Under the Offshore Petroleum and Greenhouse Gas Storage (Environment) Regulations 2009, an environment plan must describe the proposed petroleum activity and its operational details, describe the relevant environmental features of the activity's location, undertake an assessment of all the potential environmental impacts and risks of the activity, and provide appropriate controls and mitigations to reduce those risks to as low as reasonably practicable (ALARP). It is through this process that a company will provide NOPSEMA with a risk-based justification for their chemical selection processes and discharge proposals.
To be accepted, the environment plan must demonstrate that the environmental risks associated with the intended use of chemicals is ALARP. For further information on how to a company may provide this demonstration within environment plan, see NOPSEMA's Environment plan content requirements guidance note (GN1344).
NOPSEMA is frequently contacted by suppliers regarding regulatory pre-approvals of drilling fluids, mud additives, oily water separation additives and treatment equipment. NOPSEMA does not provide approvals for specific products or treatment equipment outside the context of an accepted environment plan. The proposed use of a product and its subsequent treatment and disposal must be described within an environment plan and demonstrated to minimise impacts and risks to the environment to ALARP. This demonstration is assessed in the context of the proposed petroleum activity.

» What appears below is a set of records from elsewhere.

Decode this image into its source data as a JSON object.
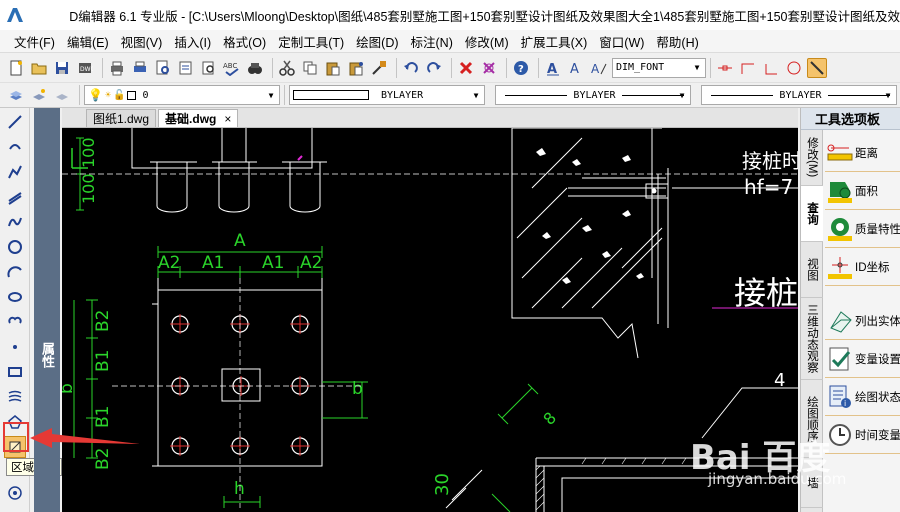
{
  "window": {
    "title": "D编辑器 6.1 专业版  - [C:\\Users\\Mloong\\Desktop\\图纸\\485套别墅施工图+150套别墅设计图纸及效果图大全1\\485套别墅施工图+150套别墅设计图纸及效"
  },
  "menu": [
    "文件(F)",
    "编辑(E)",
    "视图(V)",
    "插入(I)",
    "格式(O)",
    "定制工具(T)",
    "绘图(D)",
    "标注(N)",
    "修改(M)",
    "扩展工具(X)",
    "窗口(W)",
    "帮助(H)"
  ],
  "toolbar": {
    "textstyle": "DIM_FONT"
  },
  "props": {
    "layer": "0",
    "color_label": "BYLAYER",
    "linetype": "BYLAYER",
    "lineweight": "BYLAYER"
  },
  "left_strip": {
    "label": "属性"
  },
  "tooltip": {
    "text": "区域覆盖"
  },
  "tabs": [
    {
      "label": "图纸1.dwg"
    },
    {
      "label": "基础.dwg"
    }
  ],
  "tab_close": "×",
  "drawing": {
    "dim_A": "A",
    "dim_A2_left": "A2",
    "dim_A1_left": "A1",
    "dim_A1_right": "A1",
    "dim_A2_right": "A2",
    "dim_B2_top": "B2",
    "dim_B1_top": "B1",
    "dim_B1_bot": "B1",
    "dim_B2_bot": "B2",
    "dim_b_left": "b",
    "dim_b_right": "b",
    "dim_h": "h",
    "dim_100_a": "100",
    "dim_100_b": "100",
    "dim_30": "30",
    "dim_8": "8",
    "text_jiezhuang1": "接桩时",
    "text_hf": "hf=7",
    "text_jiezhuang2": "接桩",
    "text_4": "4"
  },
  "right_panel": {
    "title": "工具选项板",
    "tabs": [
      "修改(M)",
      "查询",
      "视图",
      "三维动态观察",
      "绘图顺序",
      "墙"
    ],
    "items": [
      {
        "label": "距离"
      },
      {
        "label": "面积"
      },
      {
        "label": "质量特性"
      },
      {
        "label": "ID坐标"
      },
      {
        "label": "列出实体"
      },
      {
        "label": "变量设置"
      },
      {
        "label": "绘图状态"
      },
      {
        "label": "时间变量"
      }
    ]
  },
  "watermark": {
    "brand": "Bai 百度",
    "site": "jingyan.baidu.com"
  }
}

Please note that the above information is relevant to regulation under the Offshore Petroleum and Greenhouse Gas Storage (Environment) Regulations 2009 and doesn't provide guidance in relation to other regulatory requirements in Australia such as product registration and chemical import requirements.